Figures put together by the India DataLab at the Observer Research Foundation in New Delhi, using National Sample Survey statistics, help understand why Deoband's fortunes in India continue to nosedive. The average Uttar Pradesh Muslim's monthly per-capita expenditure has risen from Rs.138.73 in 1987-1988 to Rs.824.15 in 2009-2010. Then, between two-thirds and four-fifths of Muslims were illiterate across Uttar Pradesh's five regions; now the figure has dropped to below half in all but one region, the southern upper Ganga plain. Less than one per cent of Muslims had a graduate degree in 1987-1988 except in the State's central region; the figures for 2009-2010 showed three-fold growth. The expansion in the number of Muslims who had graduated from middle-school was even stronger.
New middle class
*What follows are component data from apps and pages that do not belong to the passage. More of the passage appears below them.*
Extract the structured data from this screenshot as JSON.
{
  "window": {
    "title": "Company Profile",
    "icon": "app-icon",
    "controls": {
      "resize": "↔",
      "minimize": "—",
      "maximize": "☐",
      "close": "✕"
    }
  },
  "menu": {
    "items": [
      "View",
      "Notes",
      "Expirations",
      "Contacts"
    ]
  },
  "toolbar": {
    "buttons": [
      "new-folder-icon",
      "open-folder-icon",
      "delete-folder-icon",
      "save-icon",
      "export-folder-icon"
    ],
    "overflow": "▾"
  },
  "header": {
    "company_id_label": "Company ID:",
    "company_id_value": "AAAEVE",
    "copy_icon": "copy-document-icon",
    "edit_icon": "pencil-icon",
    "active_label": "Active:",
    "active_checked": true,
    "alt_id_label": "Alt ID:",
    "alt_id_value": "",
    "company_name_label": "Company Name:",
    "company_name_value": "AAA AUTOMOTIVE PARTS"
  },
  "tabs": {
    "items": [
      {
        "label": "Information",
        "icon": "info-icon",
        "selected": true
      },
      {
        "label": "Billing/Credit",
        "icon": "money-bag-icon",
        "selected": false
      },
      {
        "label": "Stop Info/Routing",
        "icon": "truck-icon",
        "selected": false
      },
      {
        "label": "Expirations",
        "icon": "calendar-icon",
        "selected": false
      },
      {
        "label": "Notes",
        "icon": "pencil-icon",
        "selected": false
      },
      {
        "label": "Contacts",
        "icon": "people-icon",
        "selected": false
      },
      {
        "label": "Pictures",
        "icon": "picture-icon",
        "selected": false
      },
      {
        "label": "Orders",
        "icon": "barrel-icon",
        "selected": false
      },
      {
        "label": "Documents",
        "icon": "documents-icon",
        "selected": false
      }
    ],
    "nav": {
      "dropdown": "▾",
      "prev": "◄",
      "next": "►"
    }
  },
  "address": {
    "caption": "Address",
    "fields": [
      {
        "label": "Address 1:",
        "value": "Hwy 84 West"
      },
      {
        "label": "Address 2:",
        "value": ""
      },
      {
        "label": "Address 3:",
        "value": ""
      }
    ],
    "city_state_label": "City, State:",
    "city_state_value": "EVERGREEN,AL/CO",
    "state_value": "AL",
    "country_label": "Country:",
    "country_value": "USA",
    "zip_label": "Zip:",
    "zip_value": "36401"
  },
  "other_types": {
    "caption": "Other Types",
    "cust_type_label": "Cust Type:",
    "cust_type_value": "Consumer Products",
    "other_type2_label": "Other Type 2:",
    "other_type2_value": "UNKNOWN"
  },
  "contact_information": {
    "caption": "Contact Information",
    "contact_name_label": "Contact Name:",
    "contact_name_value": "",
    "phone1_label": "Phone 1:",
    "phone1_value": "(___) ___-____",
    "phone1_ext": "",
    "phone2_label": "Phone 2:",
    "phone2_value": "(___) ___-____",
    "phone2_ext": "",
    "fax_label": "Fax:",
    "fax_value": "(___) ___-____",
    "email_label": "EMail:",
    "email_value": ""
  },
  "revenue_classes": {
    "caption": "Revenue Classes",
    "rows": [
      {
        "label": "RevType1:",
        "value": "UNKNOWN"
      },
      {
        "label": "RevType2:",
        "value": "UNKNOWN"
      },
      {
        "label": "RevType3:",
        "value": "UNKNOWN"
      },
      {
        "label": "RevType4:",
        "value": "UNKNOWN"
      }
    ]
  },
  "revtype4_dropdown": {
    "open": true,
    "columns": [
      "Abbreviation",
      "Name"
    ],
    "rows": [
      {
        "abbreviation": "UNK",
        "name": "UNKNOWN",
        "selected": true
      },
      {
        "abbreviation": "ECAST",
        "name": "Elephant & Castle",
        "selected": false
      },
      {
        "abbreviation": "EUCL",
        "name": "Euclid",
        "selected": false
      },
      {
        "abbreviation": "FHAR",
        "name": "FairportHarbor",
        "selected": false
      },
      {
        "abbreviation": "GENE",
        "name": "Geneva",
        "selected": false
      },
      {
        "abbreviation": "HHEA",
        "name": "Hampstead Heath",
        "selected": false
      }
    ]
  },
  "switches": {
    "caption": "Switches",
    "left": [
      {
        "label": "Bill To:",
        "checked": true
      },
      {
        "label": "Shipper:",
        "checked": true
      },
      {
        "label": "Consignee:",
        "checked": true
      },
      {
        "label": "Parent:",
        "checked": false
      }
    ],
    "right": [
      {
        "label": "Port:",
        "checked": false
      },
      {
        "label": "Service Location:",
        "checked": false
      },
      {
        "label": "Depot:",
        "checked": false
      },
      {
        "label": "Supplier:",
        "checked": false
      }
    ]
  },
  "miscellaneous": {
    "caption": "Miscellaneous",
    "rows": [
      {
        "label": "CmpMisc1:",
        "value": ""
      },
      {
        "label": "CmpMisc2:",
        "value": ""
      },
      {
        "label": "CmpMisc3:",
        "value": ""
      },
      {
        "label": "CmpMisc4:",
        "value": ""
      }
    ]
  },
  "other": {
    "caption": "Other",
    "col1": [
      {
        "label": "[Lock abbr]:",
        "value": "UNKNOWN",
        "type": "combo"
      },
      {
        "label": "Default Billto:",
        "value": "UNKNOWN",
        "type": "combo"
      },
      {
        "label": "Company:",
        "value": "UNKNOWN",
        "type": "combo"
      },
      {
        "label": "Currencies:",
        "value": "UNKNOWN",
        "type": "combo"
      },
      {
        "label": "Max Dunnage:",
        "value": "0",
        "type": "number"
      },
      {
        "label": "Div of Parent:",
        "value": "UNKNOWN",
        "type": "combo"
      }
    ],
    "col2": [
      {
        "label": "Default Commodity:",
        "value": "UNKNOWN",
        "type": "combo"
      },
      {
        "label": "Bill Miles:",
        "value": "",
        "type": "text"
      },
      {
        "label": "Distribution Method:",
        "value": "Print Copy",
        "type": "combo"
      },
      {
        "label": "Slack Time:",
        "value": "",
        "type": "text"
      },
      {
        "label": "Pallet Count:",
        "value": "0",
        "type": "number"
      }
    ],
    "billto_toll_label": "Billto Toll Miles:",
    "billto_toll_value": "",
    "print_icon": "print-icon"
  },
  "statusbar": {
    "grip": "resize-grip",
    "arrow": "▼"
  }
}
Endemic discrimination remains a fact of life for Muslims: their average monthly per-capita expenditure and education levels, for example, remain below State average. Yet, the kernel of a new middle class, the vanguard of a future political leadership, is manifesting itself. Ever since 2010, the Deoband clerics have been reaching out to this class — aware that it, like them, is rejecting the peasant Barelvi traditions which the vast majority of Indian Muslims endorse.
This new middle class, though, is repelled by Deoband's reactionary posture — an attitude exemplified by the seminary's hostility to women entering the workplace. The seminary's online fatwa service illustrates how deep these attitudes run. May a successful private sector worker shave? No. May a student overseas work at a pork-using Pizza Hut to make pocket money? No. May families attend weddings with “dance, song, mixing of men and women, photography or videography”? No. In one fatwa, a believer seeking sanction for visiting a historic church is upbraided: “the good effect of one's Islam is that he gives up nonsense things”.
In an essay in the Milli Gazette, commentator Saad Shadi offered insight into the challenge that now confronts faith-centred politics. The war over Mr. Rushdie, he asserted, was “between the God-centred view of the universe with the theory of nihilism [sic.]”. Failure to effectively fight that battle, he noted, had made it “difficult for ordinary Muslims to make sense of striking the balance between tradition and modernity and they either become desacralised or withdraw into their shell.”
Declining hold of faith
Put simply, the fact is this: Deoband is dying because the social classes and conditions from which it drew its strength have changed. Deoband's clerics aren't the only faith-based political order to be facing this crisis: organised Hinduism has haemorrhaged followers to new-age gurus; Sikhism to a range of eclectic cults. Faiths, as a whole, exercise less of a hold on lives than political struggles for equity or, for that matter, a popular film and the veneration of consumer goods — facts which have helped secular politics sustain itself and grow.
Ever since the barbaric assault on the Babri Masjid in December 1992, no communal issue has had a national impact; even the savage carnage Gujarat saw in 2002 failed to propel the Hindutva movement to power. Even though communalism remains a depressing part of India's political landscape, its lethality is diminishing. From successive reports of the National Crime Records Bureau, it is clear that communal violence is in decline; in 2010, religious hatred ranked below lunacy and witchcraft as a cause of murders. Hindutva terrorism has arisen precisely because of this: the large-scale riot, the traditional instrument of communal power-projection, has been greatly undermined.
Economist Joseph Schumpeter once described capitalism as a “civilisation”: an accurate description of a system of relations that reorders not just relationships of wealth, but culture, civic association and the most intimate transactions that characterise our personal lives. In India, faith and this new civilisation are pitted against each other in an epic battle — and god's armies are losing.